== Dataset content ==
-*-
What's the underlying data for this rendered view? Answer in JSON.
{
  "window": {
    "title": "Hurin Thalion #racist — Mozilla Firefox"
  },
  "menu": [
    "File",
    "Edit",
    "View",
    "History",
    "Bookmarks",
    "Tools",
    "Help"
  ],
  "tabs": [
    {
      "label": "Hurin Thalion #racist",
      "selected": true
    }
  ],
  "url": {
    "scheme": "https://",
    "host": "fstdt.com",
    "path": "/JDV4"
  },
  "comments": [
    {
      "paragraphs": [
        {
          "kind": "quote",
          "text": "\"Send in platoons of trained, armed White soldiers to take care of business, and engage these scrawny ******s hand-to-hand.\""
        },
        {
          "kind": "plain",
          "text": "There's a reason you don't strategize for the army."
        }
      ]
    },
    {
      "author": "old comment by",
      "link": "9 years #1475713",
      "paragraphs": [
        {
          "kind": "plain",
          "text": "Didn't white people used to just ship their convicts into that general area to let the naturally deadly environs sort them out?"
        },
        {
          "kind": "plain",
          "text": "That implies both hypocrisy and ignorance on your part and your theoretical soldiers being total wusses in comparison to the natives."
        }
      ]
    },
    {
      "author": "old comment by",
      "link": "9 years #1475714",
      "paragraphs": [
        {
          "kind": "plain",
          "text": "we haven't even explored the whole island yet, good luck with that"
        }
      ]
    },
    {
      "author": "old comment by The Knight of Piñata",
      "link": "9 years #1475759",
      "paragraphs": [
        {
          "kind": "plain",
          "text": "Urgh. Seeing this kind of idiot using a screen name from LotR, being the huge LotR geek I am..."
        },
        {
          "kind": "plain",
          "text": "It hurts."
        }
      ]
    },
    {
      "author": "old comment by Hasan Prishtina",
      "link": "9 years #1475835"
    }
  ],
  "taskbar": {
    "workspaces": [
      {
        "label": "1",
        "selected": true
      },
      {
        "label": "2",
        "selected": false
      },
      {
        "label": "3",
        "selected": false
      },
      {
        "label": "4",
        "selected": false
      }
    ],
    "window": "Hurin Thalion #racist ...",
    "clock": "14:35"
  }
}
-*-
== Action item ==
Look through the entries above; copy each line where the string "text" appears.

== Answer area ==
          "text": "\"Send in platoons of trained, armed White soldiers to take care of business, and engage these scrawny ******s hand-to-hand.\""
          "text": "There's a reason you don't strategize for the army."
          "text": "Didn't white people used to just ship their convicts into that general area to let the naturally deadly environs sort them out?"
          "text": "That implies both hypocrisy and ignorance on your part and your theoretical soldiers being total wusses in comparison to the natives."
          "text": "we haven't even explored the whole island yet, good luck with that"
          "text": "Urgh. Seeing this kind of idiot using a screen name from LotR, being the huge LotR geek I am..."
          "text": "It hurts."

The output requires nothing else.